Jan 14, 2007 Brennan advocated justice; Rehnquist said “wetbacks”
Writer Jim Newton previously obtained access to late Supreme Justice William Brennan’s case papers, and has this month written a short three-part series here about those memos.
Though all people have their flaws, I was starstruck the only time I met this human giant, even as he sat in a wheelchair when he could not stand very long.
I remember my eyes popping out of my head when reading an account in my law school’s weekly newspaper of three law students who wrote a kind letter to Justice Brennan, and who received an invitation to join him for lunch at the Supreme Court. One of the invited students, who wrote the account, said one of the first things Brennan did was to offer to introduce the students to the other justices. He apparently was very well-liked as a person among most of his colleagues even when they vehemently disagreed with him.
This man who fought so fiercely on the Supreme Court, apparently always with a very kind public manner, had some very strong words in his private memos about Chief Justice Earl Warren’s successors. Sometimes the strength of the words came simply by quoting his colleagues, including this passage from part three of Mr. Newton’s series:
“In conference, as the case history notes, the justices squared off to their familiar positions: Brennan believed the Constitution extended equal protection to all people, including children of undocumented immigrants. Marshall sided with him. Burger confusingly compared the right to an education with the right to receive welfare (“as if that was the issue,” Brennan’s history of the case notes grumpily), but White joined the chief justice. Blackmun and Powell joined Brennan’s side. The most startling remarks, however, came from Rehnquist. He emphasized that many of the children demanding an education were not 5 or 6 years old but, rather, those who’d come to the country on their own. At conference Rehnquist referred to those undocumented immigrants, shockingly, as ‘wetbacks.
“[Justice] Marshall had heard his share of slurs over the years–much of his career, after all, was in the practice of NAACP law in the Deep South, below what he called the “Smith and Wesson line.” But to hear such an epithet in a conference of the U.S. Supreme Court was more than he could bear. Marshall exploded at Rehnquist, who lamely attempted to defend himself by saying in his part of the country the term wetbacks still had “currency,” as Brennan recalled it. Marshall fumed that by the same reasoning, he’d long been called a nigger.”

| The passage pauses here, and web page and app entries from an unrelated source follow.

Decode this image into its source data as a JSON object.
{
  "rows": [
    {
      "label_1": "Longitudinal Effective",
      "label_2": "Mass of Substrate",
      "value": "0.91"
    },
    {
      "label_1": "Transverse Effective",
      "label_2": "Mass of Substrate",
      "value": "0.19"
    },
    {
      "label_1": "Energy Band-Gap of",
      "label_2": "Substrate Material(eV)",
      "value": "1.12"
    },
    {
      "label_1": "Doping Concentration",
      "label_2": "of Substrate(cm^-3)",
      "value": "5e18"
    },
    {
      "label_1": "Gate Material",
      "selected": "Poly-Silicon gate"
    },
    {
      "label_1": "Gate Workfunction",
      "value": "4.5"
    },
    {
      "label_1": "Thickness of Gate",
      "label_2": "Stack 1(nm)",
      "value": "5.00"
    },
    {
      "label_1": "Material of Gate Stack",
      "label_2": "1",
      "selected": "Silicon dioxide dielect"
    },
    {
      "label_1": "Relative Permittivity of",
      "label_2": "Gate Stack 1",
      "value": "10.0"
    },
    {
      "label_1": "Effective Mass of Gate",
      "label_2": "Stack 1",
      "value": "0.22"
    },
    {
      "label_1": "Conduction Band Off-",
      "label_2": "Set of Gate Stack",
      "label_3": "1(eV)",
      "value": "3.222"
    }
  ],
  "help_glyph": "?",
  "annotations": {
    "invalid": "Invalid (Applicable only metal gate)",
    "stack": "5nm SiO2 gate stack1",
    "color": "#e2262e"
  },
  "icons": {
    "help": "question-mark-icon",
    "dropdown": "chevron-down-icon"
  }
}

Rehnquist’s wetback comment comes in the context of his checkered past with race relations. In 1964, he testified against a ban against discrimination in Phoenix public accommodations. During Rehnquist’s 1986 Senate hearings on his nomination to become chief justice, he denied witness testimony that in the early 1960’s, while in private law practice, he went to voting places and harassed black and Latino voters by asking if they were qualified to vote.
Back to Justice Brennan, access to his papers remains limited. As author Jim Newton says:
“Many of [Brennan’s] papers–including a set of extraordinary annual memoranda documenting the court’s work from the perspective of Brennan’s chambers–have been largely kept out of public hands, stored at the Library of Congress but protected by conditions Brennan placed upon them and yearned for by scholars. Before he died, however, Brennan’s son, William J. Brennan III, allowed me access to his father’s papers, including those memoranda. They are a historian’s trove.”
The Carnegie Legal Reporting Program confirms the currently limited access to Brennan’s papers as follows:
“What’s notable about [Newton’s series on Brennan], beyond the actual substance of the reports, is that the revealed papers come from someone other than Stephen Wermiel, Brennan’s official biographer. Wermiel, an American University law professor and former Supreme Court reporter for The Wall Street Journal and Boston Globe, has had what was thought to be exclusive access to all of Brennan’s papers and has worked on the biography for a decade. His critics have wondered when he’ll finally hit the send key. Until he does, Brennan’s papers evidently will continue to dribble out.”